New York’s Waldorf Astoria holds ‘amnesty’ on return of stolen items
With its iconic Art Deco façade and luxurious interior, the Waldorf Astoria on Park Avenue in New York is one of the world’s most famous hotels.
So it is perhaps no surprise that some guests wanted to take a little piece of the hotel with them when their stay came to an end.
But now the Waldorf Astoria is holding an “amnesty” giving people the opportunity to return items they may have illicitly stowed in their suitcases upon departure – with no questions asked.
The hotel is being particularly tactful about how it describes the items, carefully avoiding the world “stolen”, preferring to describe them as having been “secretly checked out”.
The amnesty has been running since earlier this year and so far items to have been returned include cutlery, trinkets and even a “do not disturb” sign which was pilfered by a couple who stayed at the hotel on their wedding night and wanted a memento.
Surprise packages have come from across the country, from California and Texas to Massachusetts and Louisiana. But many have been sent by Jane or John Doe, with people refusing to give their names, presumably for fear of interrogation about why they stole from the hotel or even punishment.
But as Matt Zolbe, the Waldorf’s director of sales and marketing, told the New York Times: “The idea that we would be litigious was never part of the programme, and the word ‘amnesty’ was probably less useful for social media. ‘Amnesty’ is probably why we got snarky comments like ‘What do you think the statute of limitations is on something taken in 1935?'”
Others have not been so shy. Earlier this month Brigit Brown took three silver spoons engraved with the words ‘Waldorf Astoria’ back to the hotel. They had passed through three generations of her family.
Blood rain predicted to fall in Britain for Halloween
Blood rain is expected to fall from the sky just in time for Halloween in the UK.
No, it’s not a trick. It’s a serious weather prediction.
Forecasters say hot air is blowing red dust from the Sahara desert towards Europe. Much like the dust storm that engulfed Sydney last year.
But in Europe it’s predicted to rain, so the dust will settle into the raindrops and fall towards land as red rain. Blood rain.
London’s Met office said the red rain could stain cars. It could even be blood snow, with snow predicted in England’s southeast.
“The warm air has been drawn from a long way south down in north Africa and is spreading north,” Met Office forecaster Emma Sharples said.
“But there is going to be a sharp contrast in weather as a cold snap sweeps across the country from Friday which is likely to bring snow to Scotland and the north of England.”
Even if the red rain doesn’t happen – let’s face it, weather forecasters don’t often get it right – there will still be a fantastic sight in the sky.
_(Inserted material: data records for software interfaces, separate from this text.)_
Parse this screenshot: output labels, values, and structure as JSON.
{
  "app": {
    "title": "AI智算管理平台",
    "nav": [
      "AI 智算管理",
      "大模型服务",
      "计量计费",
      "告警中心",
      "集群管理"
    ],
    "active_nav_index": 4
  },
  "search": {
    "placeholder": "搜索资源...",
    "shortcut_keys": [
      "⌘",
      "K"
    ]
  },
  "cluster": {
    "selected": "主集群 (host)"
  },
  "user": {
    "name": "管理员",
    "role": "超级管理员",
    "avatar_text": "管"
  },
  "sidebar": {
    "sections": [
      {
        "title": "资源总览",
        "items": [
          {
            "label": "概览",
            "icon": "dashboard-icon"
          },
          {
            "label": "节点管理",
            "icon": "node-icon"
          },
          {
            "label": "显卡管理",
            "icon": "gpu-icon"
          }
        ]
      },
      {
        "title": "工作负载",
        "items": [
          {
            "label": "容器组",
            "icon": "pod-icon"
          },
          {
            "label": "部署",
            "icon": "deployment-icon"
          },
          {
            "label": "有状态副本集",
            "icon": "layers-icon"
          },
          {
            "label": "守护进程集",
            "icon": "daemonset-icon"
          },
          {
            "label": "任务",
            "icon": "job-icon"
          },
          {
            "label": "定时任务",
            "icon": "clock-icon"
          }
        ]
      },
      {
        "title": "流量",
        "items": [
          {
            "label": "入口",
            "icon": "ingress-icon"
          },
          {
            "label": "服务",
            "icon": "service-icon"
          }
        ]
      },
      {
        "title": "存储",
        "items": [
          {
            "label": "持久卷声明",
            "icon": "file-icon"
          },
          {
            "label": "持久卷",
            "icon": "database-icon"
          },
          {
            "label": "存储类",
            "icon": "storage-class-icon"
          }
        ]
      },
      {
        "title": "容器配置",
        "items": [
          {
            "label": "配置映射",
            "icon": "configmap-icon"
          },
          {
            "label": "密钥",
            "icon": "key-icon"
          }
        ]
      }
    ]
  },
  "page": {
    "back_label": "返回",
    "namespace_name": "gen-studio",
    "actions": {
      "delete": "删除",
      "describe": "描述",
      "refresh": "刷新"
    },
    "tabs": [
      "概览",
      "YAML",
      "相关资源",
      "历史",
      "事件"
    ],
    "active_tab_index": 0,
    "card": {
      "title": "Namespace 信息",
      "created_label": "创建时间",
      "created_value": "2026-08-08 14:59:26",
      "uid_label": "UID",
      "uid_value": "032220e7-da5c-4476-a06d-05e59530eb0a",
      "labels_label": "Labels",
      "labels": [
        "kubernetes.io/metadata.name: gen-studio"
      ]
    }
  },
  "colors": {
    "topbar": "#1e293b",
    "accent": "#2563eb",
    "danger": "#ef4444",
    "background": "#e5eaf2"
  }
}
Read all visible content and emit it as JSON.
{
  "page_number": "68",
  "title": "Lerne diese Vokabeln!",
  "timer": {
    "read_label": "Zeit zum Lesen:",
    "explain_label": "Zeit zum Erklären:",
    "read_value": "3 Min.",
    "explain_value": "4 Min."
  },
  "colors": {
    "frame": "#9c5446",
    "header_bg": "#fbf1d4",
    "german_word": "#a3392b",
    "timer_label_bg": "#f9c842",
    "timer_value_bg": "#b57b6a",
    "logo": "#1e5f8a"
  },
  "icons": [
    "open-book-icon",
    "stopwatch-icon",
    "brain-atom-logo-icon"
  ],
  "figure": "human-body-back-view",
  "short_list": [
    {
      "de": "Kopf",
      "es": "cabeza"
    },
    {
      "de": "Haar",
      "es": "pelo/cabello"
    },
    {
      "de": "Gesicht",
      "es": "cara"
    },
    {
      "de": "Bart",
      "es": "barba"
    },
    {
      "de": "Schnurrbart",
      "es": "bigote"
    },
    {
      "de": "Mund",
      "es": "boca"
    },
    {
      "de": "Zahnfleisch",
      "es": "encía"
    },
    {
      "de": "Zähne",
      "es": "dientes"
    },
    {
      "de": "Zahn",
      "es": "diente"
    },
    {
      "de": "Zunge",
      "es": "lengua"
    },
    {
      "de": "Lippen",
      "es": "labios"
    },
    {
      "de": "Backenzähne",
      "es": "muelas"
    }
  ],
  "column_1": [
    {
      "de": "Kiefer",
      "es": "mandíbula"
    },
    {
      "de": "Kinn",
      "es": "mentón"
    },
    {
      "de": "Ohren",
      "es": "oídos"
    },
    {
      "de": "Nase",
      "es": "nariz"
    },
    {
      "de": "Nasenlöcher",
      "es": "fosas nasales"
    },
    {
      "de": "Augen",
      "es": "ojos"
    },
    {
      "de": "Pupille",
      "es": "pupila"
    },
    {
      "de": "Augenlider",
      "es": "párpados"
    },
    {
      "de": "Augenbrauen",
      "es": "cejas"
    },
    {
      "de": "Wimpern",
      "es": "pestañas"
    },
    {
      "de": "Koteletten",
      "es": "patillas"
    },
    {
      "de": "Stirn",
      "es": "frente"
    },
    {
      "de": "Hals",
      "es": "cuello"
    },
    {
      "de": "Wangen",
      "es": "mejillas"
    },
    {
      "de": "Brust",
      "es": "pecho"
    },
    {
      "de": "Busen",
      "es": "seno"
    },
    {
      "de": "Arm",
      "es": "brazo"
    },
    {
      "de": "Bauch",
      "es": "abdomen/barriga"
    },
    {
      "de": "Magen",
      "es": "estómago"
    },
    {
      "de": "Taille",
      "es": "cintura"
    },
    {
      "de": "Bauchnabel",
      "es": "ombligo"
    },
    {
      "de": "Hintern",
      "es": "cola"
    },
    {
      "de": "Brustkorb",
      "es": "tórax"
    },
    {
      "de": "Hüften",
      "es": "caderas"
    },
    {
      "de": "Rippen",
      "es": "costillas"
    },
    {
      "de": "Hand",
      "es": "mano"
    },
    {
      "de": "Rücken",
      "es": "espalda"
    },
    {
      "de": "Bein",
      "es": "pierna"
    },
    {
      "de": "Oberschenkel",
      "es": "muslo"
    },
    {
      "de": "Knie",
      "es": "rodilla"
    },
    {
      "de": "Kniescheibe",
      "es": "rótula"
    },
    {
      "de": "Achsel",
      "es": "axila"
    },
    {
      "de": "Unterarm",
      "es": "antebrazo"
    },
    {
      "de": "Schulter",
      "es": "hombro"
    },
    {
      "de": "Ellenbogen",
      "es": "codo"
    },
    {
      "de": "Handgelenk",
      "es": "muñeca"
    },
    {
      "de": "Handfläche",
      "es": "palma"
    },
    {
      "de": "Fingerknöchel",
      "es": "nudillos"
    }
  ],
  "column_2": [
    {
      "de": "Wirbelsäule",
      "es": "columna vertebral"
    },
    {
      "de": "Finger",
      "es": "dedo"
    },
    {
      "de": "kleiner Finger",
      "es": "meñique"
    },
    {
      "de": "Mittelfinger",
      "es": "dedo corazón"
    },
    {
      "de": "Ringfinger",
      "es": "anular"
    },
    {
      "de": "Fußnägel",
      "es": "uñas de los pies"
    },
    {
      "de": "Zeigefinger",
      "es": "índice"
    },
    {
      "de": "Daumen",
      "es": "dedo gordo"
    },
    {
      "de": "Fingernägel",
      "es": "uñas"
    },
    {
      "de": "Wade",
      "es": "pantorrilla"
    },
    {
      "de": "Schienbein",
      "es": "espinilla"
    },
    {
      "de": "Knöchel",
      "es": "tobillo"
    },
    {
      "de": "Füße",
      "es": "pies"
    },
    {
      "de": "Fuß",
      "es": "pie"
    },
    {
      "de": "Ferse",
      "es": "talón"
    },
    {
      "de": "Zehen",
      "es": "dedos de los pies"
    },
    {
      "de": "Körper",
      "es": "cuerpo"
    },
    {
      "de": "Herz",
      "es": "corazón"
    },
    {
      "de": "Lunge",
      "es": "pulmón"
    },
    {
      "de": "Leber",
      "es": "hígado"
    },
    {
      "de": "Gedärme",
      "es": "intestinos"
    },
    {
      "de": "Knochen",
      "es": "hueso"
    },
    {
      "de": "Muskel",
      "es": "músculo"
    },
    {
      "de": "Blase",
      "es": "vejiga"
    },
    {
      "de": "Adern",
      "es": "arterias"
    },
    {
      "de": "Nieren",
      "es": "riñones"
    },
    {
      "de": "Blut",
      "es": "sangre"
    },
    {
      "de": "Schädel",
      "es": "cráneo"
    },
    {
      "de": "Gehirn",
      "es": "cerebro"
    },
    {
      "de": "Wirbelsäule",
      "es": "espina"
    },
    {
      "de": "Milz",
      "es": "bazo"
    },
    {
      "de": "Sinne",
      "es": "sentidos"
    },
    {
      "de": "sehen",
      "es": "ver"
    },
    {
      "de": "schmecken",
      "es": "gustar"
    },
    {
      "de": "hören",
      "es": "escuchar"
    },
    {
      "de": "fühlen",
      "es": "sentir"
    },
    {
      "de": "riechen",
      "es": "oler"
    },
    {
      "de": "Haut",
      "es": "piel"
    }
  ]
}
The Earth is passing through the debris of Hayley’s comet sending as cascade of shooting stars across the night sky.